July 17, 2012

“Premeditation of death is premeditation of freedom.  He who has learned how to die has unlearned how to be a slave.  Knowing how to die frees us from all subjection and constraint. . . He who would teach men to die would teach them to live. ”    – Montaigne

Bird Trail no. 1

May 21, 2012

When action grows unprofitable, gather information; when information grows unprofitable, sleep.”  — Ursula K. LeGuin.

Mixed Rain, Body-Curls

February 12, 2012

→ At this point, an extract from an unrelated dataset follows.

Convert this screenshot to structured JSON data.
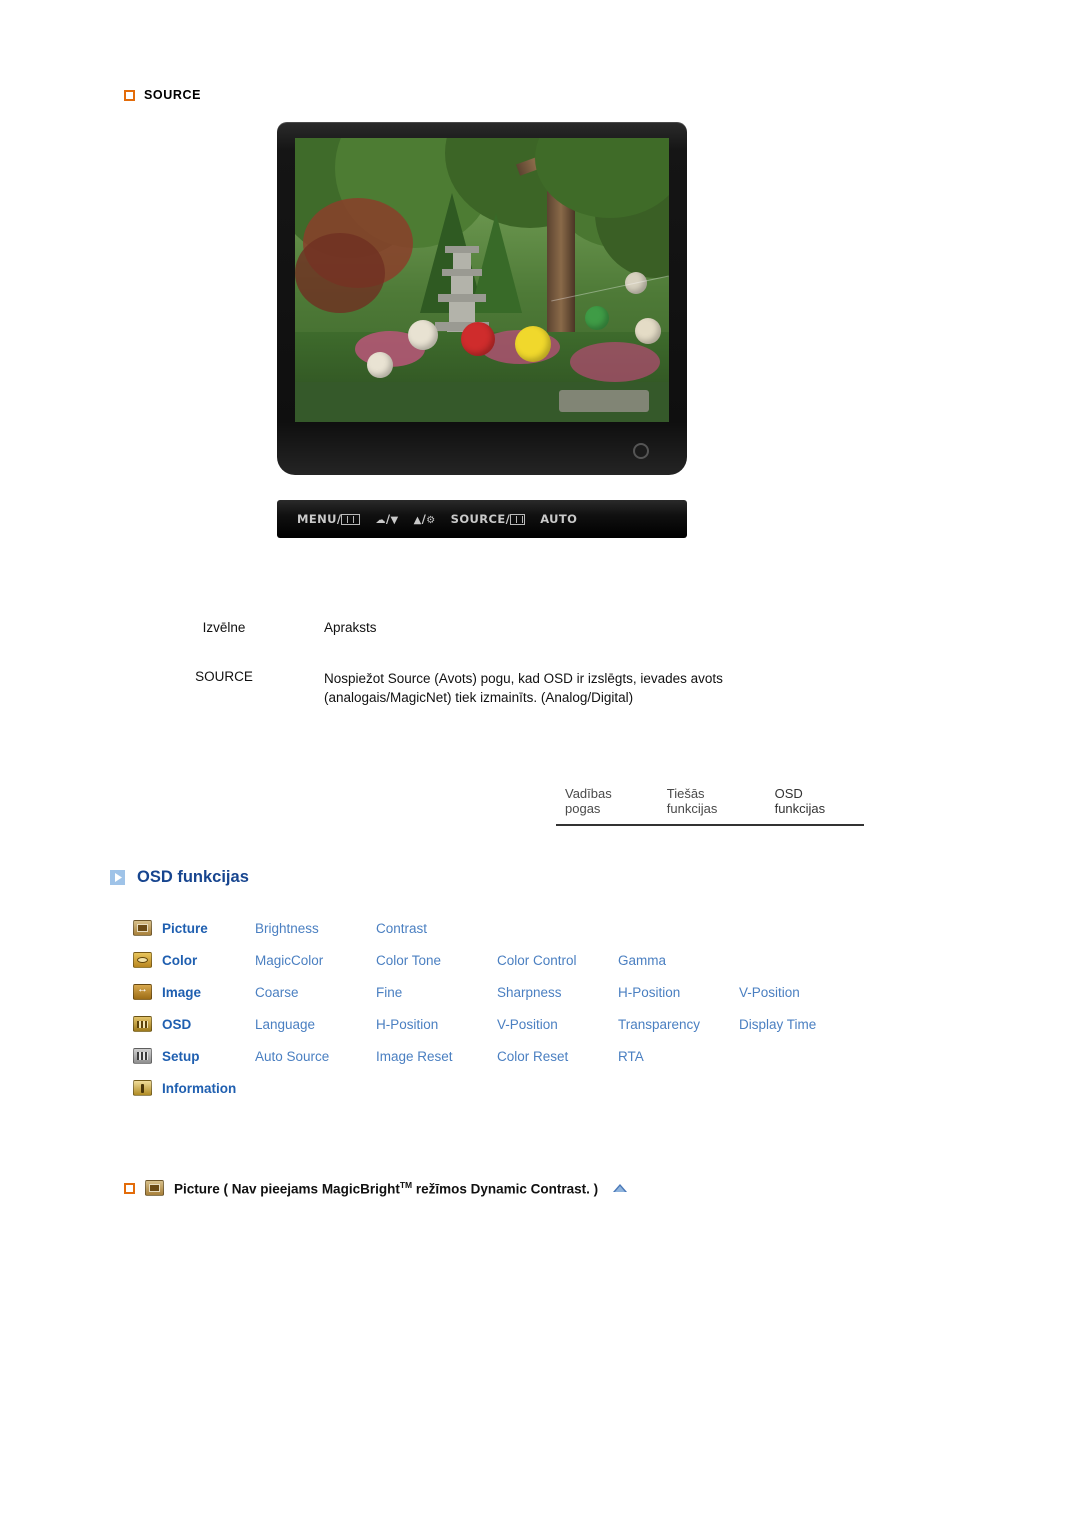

Again we could only use the empty word “instinct” to explain the inaudible voice of nature that instructed this creature, as a tiny youngster, to search for an abandoned snail shell of suitable dimensions to put on as a suit of armor.  Crawling alone into the big world, it was never in doubt about what to do.  Inspecting old and vacant snail shells for one of suitable size, it seized the one of just the right dimensions and skillfully threaded it on behind as a protective covering to its soft and shrimp like body.  The body curl had been made by nature to assume the shape of the spiral in the snail shell, and one claw was made much larger than the other and of precisely the right shape to serve as as a close fitting lid to shut the door of the stolen house.  With time, the young hermit crab out grew its childhood dwelling and began to look for a more spacious apartment.  With all its vulnerable hind body curled up inside the snail shell, the long legged hermit stalked about with its borrowed house always on its back, inspecting the available supply of empty shells in the sea or on the beach.  When it found a vacant shell, seemingly tailor made for the period ahead, the dissatisfied tenant positioned himself with his old house beside the new one and only if the size was correct did he cautiously extract his long body-curl from one house and thread it into the next.  His brothers and sisters, aunts and uncles did like-wise and although no other vulnerable animal would think of this ingenious solution for body protection, hermit crabs in all oceans know this is just the right thing for them to do.

Thor Heyerdahl
Fatu – Hiva

p. 115 (Taboo)

Susan Sontag “On Photography”

December 29, 2011

Unlike the fine-art objects of pre-democratic eras, photographs don’t seem deeply beholden to the intentions of an artist.  Rather, they owe their existence to a loose cooperation (quasi-magical, quasi-accidental) between photographer and subject — mediated by an ever simpler and more automated machine, which is tireless, and which even when capricious can produce a result that is interesting and never entirely wrong.  (The sales pitch for the first Kodak, in 1888, was: ” You press the button, we do the rest.” The purchaser was guaranteed that the picture would be “without any mistake.” ) In the fairy tale of photography the magic box insures veracity and banishes error, compensates for inexperience and rewards innocence. ”  1973, Farrar, Straus and Giroux, New York, p. 53.